Prepare the beans by washing and trimming them to fit into pint size canning jars, then pack them in snugly. The more tightly they’re packed into the jar, the less the beans will tend to float once they’re processed.
5 Easy Steps to Transform Your Pantry!
Ready to switch from store bought to homemade? Let me help you make some changes! Grab my FREE five-part guide to getting started.
Filling the jars
If you’re new to pickling and filling jars, worry not. It’s easy. Just tilt the jar as you fill it, to keep the beans pointing in mostly the same direction. This allows you to get more in the jar than just putting them in all catty-wampus.
This is considered a “raw pack” method, meaning that you won’t cook the beans before packing them into the jar. The bright green raw beans will darken after being processed. This is normal.
After heating the brine, pour it over the green beans in the jar. If there are some beans sticking up too high, I’ve found the easiest way to deal with this is to snip them off with kitchen shears.
Canning is an excellent way to preserve food for the pantry, but there are some important safety considerations to keep in mind.
- Know the difference between water bath canning and pressure canning. Low acid items must be pressure canned for safety.
- Altering ingredients may change the recipe’s pH, posing a safety issue. I highly recommend investing in pH paper to test your products for acidity level when canning. Note: The Hawaii Master Food Preservers suggest a pH of 4.2 or lower in the tropics. In other regions, the recommended pH is 4.6 or lower.
- Use the proper jars and lids. Never reuse lids, with the exception of the Tattler lids that are intended for such a purpose.
- For more on canning equipment, please go here.
- The recipes on this site have been made following safe canning procedures by a certified Master Food Preserver.
Water bath canning
Green beans are a low-acid food. The addition of vinegar creates an acidic environment making this recipe safe to process in a water bath canner.

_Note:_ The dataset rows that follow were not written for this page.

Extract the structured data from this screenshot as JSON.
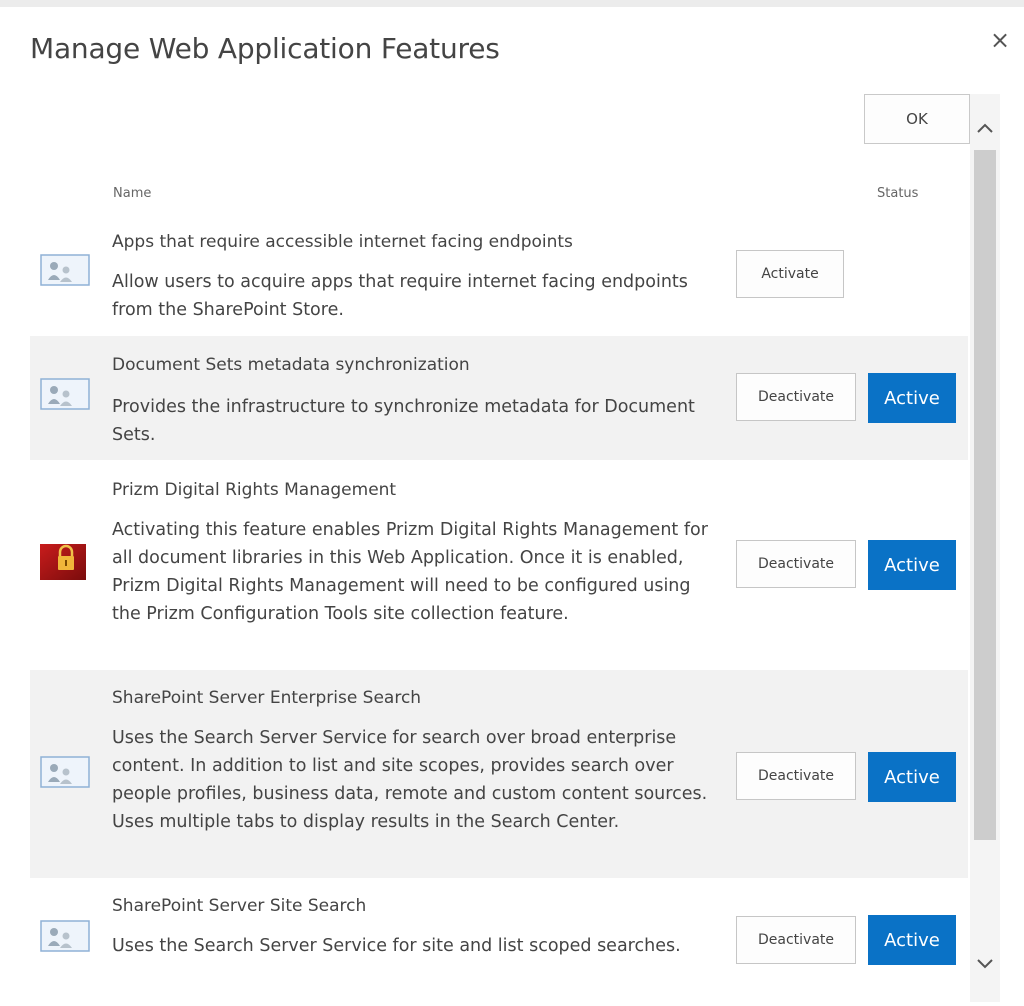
{
  "dialog": {
    "title": "Manage Web Application Features",
    "close_glyph": "×"
  },
  "toolbar": {
    "ok_label": "OK"
  },
  "columns": {
    "name": "Name",
    "status": "Status"
  },
  "features": [
    {
      "title": "Apps that require accessible internet facing endpoints",
      "description": "Allow users to acquire apps that require internet facing endpoints from the SharePoint Store.",
      "action_label": "Activate",
      "status": "",
      "icon": "feature-icon"
    },
    {
      "title": "Document Sets metadata synchronization",
      "description": "Provides the infrastructure to synchronize metadata for Document Sets.",
      "action_label": "Deactivate",
      "status": "Active",
      "icon": "feature-icon"
    },
    {
      "title": "Prizm Digital Rights Management",
      "description": "Activating this feature enables Prizm Digital Rights Management for all document libraries in this Web Application. Once it is enabled, Prizm Digital Rights Management will need to be configured using the Prizm Configuration Tools site collection feature.",
      "action_label": "Deactivate",
      "status": "Active",
      "icon": "lock-icon"
    },
    {
      "title": "SharePoint Server Enterprise Search",
      "description": "Uses the Search Server Service for search over broad enterprise content. In addition to list and site scopes, provides search over people profiles, business data, remote and custom content sources. Uses multiple tabs to display results in the Search Center.",
      "action_label": "Deactivate",
      "status": "Active",
      "icon": "feature-icon"
    },
    {
      "title": "SharePoint Server Site Search",
      "description": "Uses the Search Server Service for site and list scoped searches.",
      "action_label": "Deactivate",
      "status": "Active",
      "icon": "feature-icon"
    }
  ],
  "colors": {
    "accent": "#0a72c6",
    "row_shade": "#f2f2f2"
  },
  "scrollbar": {
    "up_glyph": "⌃",
    "down_glyph": "⌄"
  }
}
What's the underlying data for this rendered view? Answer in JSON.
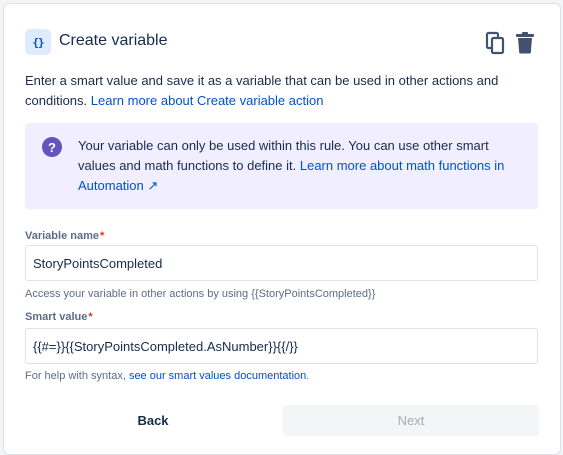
{
  "header": {
    "icon_glyph": "{}",
    "title": "Create variable",
    "icons": [
      "copy-icon",
      "trash-icon"
    ]
  },
  "description": {
    "text": "Enter a smart value and save it as a variable that can be used in other actions and conditions. ",
    "link": "Learn more about Create variable action"
  },
  "info": {
    "icon_glyph": "?",
    "text": "Your variable can only be used within this rule. You can use other smart values and math functions to define it. ",
    "link": "Learn more about math functions in Automation",
    "link_arrow": "↗"
  },
  "variable_name": {
    "label": "Variable name",
    "required_mark": "*",
    "value": "StoryPointsCompleted",
    "help": "Access your variable in other actions by using {{StoryPointsCompleted}}"
  },
  "smart_value": {
    "label": "Smart value",
    "required_mark": "*",
    "value": "{{#=}}{{StoryPointsCompleted.AsNumber}}{{/}}",
    "help_prefix": "For help with syntax, ",
    "help_link": "see our smart values documentation",
    "help_suffix": "."
  },
  "buttons": {
    "back": "Back",
    "next": "Next"
  },
  "colors": {
    "accent": "#0052cc",
    "info_bg": "#f0eeff",
    "info_icon": "#6554c0",
    "required": "#de350b"
  }
}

If you wish to can green beans (not pickled) you MUST use a pressure canner to create a safe product. This recipe has been adapted from one on the National Center for Home Food Preservation’s website.

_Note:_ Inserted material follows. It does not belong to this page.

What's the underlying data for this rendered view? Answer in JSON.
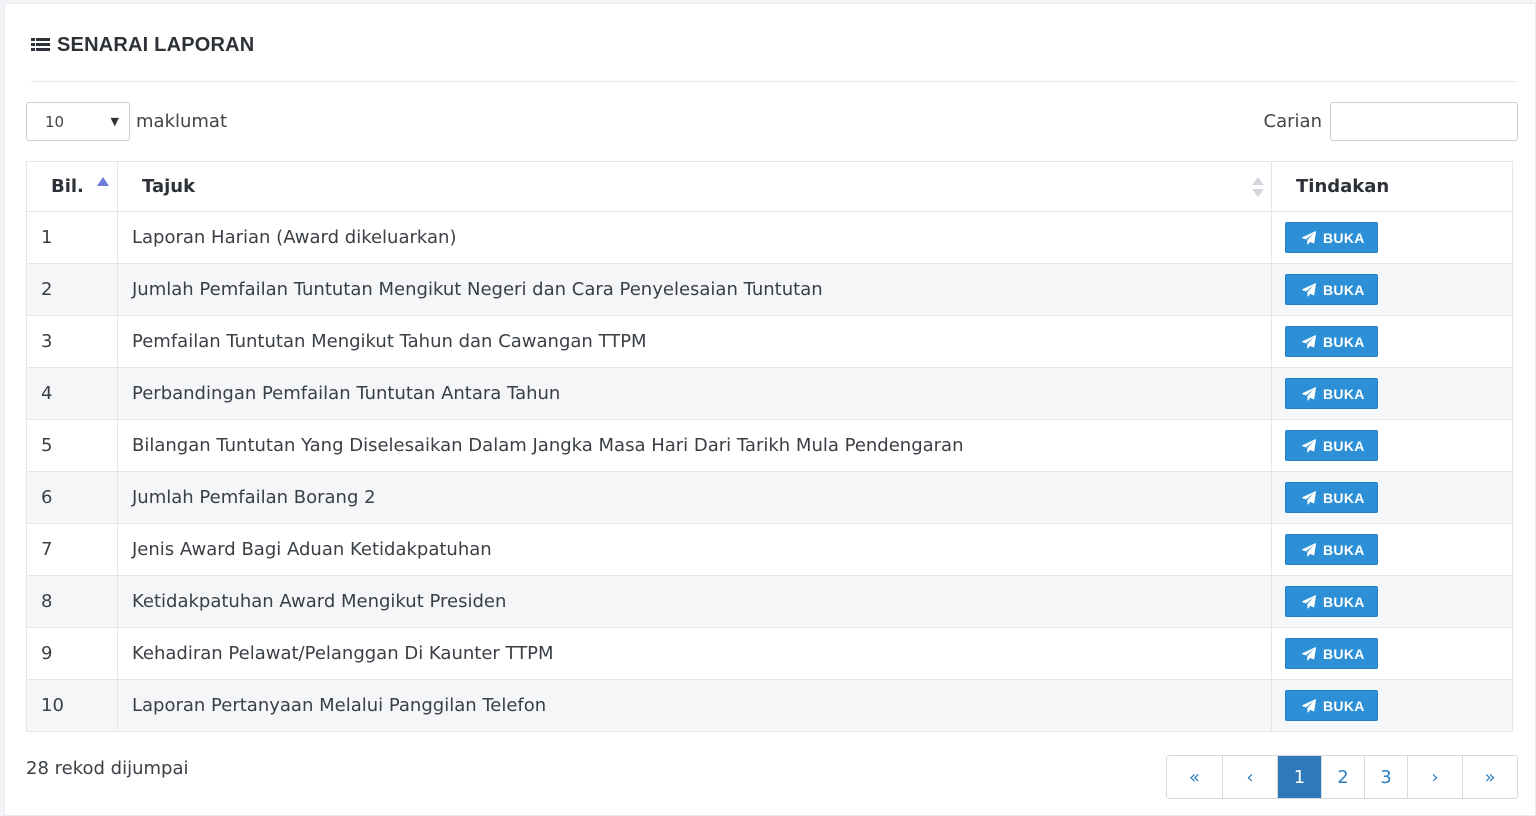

When the processing time has elapsed, remove the jars from the water and set on a sturdy surface to cool. You may hear each jar seal with a “tink!” Once cooled, check the lid by gently pressing in the center. It should feel solid. If it flexes, it did not seal. Place any unsealed jars in the refrigerator and use those first.
★ Did you make these pickled green beans? Don’t forget to rate the recipe! ★
- 2 lbs fresh tender green or yellow beans (5 to 6 inches long)
- 1/4 cup canning or pickling salt
- 2 cups vinegar (5 percent - I used apple cider vinegar)
- 2 cups water
- 4 cloves garlic
For dilly beans:
- 1/2 teaspoon red pepper flakes
- 8 heads fresh dill or (4 teaspoons dill seed)
For spicy pickled green beans:
- 3 teaspoons mustard seeds
- 2 teaspoons black peppercorns
- 4 teaspoons chile pepper flakes
- 4 allspice berries
- 2 teaspoons dill seed
- Wash and trim ends from green beans. Cut beans into 4" lengths.
- Put one garlic clove into each of four pint jars. Divide spices between the 4 jars.
- Pack beans upright into jars, leaving 1/2" headspace.
- Combine vinegar, water, and salt in a saucepan, bringing the liquid to a boil.
- Pour hot liquid over beans.
- Run a butter knife around the inside of the jar to release any air bubbles. Add more liquid to the jar if necessary to maintain 1/2" headspace.
- Wipe the jar rims and set a flat lid in place. Screw a canning ring on, firmly tight.
- Use a jar lifter to transfer filled jars into a boiling water bath canner.
- Process for 10 minutes. (15 minutes if you are situated above 6,000' in elevation.
- Remove jars to a flat surface and allow to cool.
A full sized water bath canner takes about 30 minutes or so to heat up, so get it started before you start to make this recipe.